** ASSIGNMENT **
Reproduce each record exactly. The pictures should be skipped.

** INFORMATION PROVIDED **
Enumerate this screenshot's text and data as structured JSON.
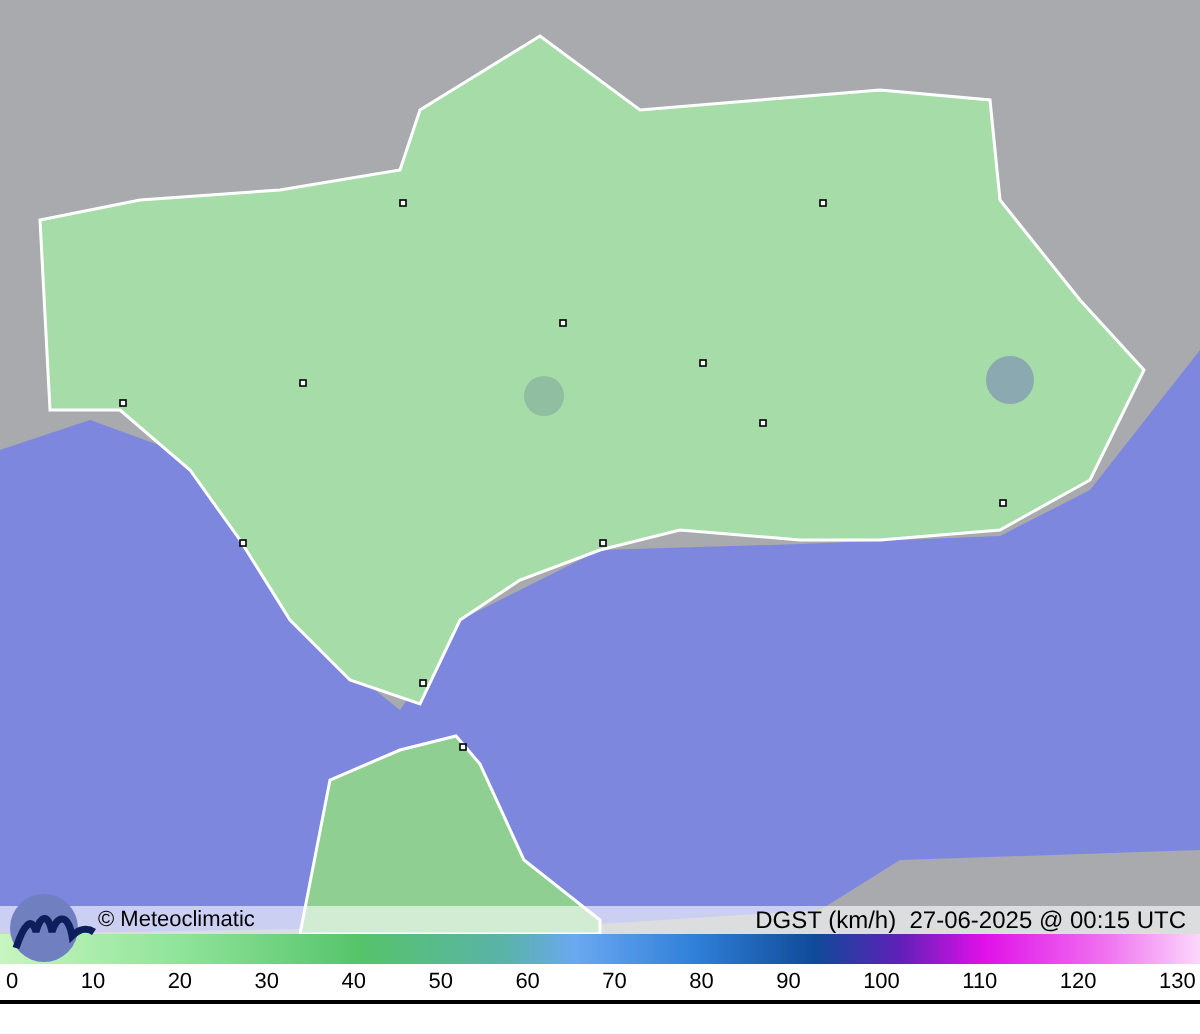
{
  "map": {
    "credit": "© Meteoclimatic",
    "caption": "DGST (km/h)  27-06-2025 @ 00:15 UTC"
  },
  "legend": {
    "ticks": [
      "0",
      "10",
      "20",
      "30",
      "40",
      "50",
      "60",
      "70",
      "80",
      "90",
      "100",
      "110",
      "120",
      "130"
    ]
  }
}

** PROBLEM SOLUTION **
Enumerate this screenshot's text and data as structured JSON.
{
  "map": {
    "credit": "© Meteoclimatic",
    "caption": "DGST (km/h)  27-06-2025 @ 00:15 UTC"
  },
  "legend": {
    "ticks": [
      "0",
      "10",
      "20",
      "30",
      "40",
      "50",
      "60",
      "70",
      "80",
      "90",
      "100",
      "110",
      "120",
      "130"
    ]
  }
}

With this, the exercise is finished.